A few years ago that master satirist Yasmina Reza proposed being a disciple – if not the deity – of a new genre: ‘funny tragedy’. If Marx was right about history repeating itself, first as tragedy then as farce, then this pile-up of genre seems a logical progression. And there’s nothing more tragically funny than the call to arms of those who cry “think of the children,” when in fact what they mean is “think of me.”
Reza is of course not the first to offer up sidewalk lemonade from this bittersweet fruit. From Zeus and Hera’s squabbling in Greek mythology to The Slap by Christos Tsiolkas, the theme of feuding parents using their children as sticks & shields is a rich one. Yet this Scandinavian première of Reza’s God of Carnage excels in particular thanks to the deft wit with which it applies the microcosm. If children are innocents then why do we so easily demonize the offspring of others? If harmony is our default state then why are we drawn to drama? If we are dedicating our life to Darfur, how can we give two damns about our clafoutis?
And so the play begins, with two sets of parents, Veronica and Michael, Alan and Annette. Their sons have been involved in an altercation that has left two teeth loose on the floor. At Veronica and Michael’s home they civilly draw up a contract to resolve the matter. Their abode abounds with Sara Mathilde’s stick-thin African figures, a clever touch here – surrounding the replete with images of the famished. Yellow tulips wilt on the table in a limp offering of placidity that will soon be strewn. The simple design of the stage transforms the humble black box of Østerbro’s Krudttønden into an ample apartment, cleverly utilizing a Whose Line Is It Anyway-style of fluidity, with only enough chairs for three of the four to be sat at any given time. The infamous clafoutis leads to coffee, to rum, to geysering vomit: a deliquescent trajectory aptly mirrored by the deterioration of tone.
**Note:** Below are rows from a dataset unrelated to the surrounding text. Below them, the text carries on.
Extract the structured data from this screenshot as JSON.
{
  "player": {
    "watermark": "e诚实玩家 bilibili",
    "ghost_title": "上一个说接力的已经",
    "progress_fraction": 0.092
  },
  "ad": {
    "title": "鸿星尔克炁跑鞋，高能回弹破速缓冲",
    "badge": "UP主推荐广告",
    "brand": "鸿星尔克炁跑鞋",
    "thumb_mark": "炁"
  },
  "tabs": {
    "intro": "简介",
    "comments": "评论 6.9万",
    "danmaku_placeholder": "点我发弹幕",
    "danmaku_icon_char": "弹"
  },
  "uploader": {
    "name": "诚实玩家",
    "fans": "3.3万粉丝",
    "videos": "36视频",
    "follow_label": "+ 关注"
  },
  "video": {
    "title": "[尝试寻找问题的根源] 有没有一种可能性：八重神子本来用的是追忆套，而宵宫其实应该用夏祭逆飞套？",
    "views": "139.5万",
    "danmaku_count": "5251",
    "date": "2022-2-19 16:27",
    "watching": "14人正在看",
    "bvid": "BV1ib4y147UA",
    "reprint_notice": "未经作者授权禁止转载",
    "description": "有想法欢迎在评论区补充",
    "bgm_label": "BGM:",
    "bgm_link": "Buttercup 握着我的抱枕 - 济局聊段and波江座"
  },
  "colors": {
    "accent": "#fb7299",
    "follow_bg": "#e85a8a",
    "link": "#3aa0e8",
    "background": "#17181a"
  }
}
The acting here is very fine indeed, and each twist of tension is attended to artfully by director Harry Burton’s steady hand. The obvious temptation would be to foreshadow the carnage with childish physicality. In fact the performances are deliciously animalistic, highlighting Alan’s later declamation, “I believe in the god of carnage. The god whose rule’s been unchallenged since time immemorial.” Sira Stampe’s Annette may begin the play swaddled like a tortoise in a shell of designer attire, but by the end she is teetering fantastically like a giraffe calf let loose in a florists. Adam Brix as Alan is suavely reptilian, one eye on business, the other coldly amused by the undulating chaos. Seemingly affable wholesaler Michael, expertly played by veteran of London’s West End Ian Burns, is a grimacing hangdog, all nods and belly-pats till his teeth are bared and the play’s biggest bigot is unleashed. And in Veronica Katrin Weisser gives us a fastidious Germanic hawk, ready to swoop on anything other than an admission of total culpability from the other party. Together the company let loose the drama with the hurtling inevitability of a runaway cart, picking up pace and smashing through diplomatic barricades. Yet even as they reach the terminal velocity of their animosity, as in Sartre’s Huis Clos, they seem incapable of leaving one another: they are hell-bent on answering the unsolvable question of how do we live with one other without killing each other.
Ostensibly the piece shouldn’t work: there is no reasonable protagonist to root for. These are highly disagreeable characters, none more so than the men, who break out homophobic slights and racial slurs as if laying down a winning hand they were hiding all along. Both playwright and performers overcome this by making the unseen children the heroes: suddenly a hockey stick seems a rather humane way of keeping the peace.
If Reza’s play were merely bourgeoisie character assassination it would fail. It succeeds so brilliantly because – along with the actors’ supreme play of ensemble, a ping pong match of scorching words, teams constantly revolving along gender and marital lines – it strips them of their stuffy civility and invigorates them with a vital life force which, barbaric as it may be, offers far more humanity than hypocrites sipping espresso.
With the semi-lawless free-town of Christiania a mere stroll across the water, Copenhagen seems the perfect place to stage this battle between the wild and the well-heeled. That Theatre Company clearly have their teeth sunk into the times, and judging by this will be providing us with many a feeding frenzy to come.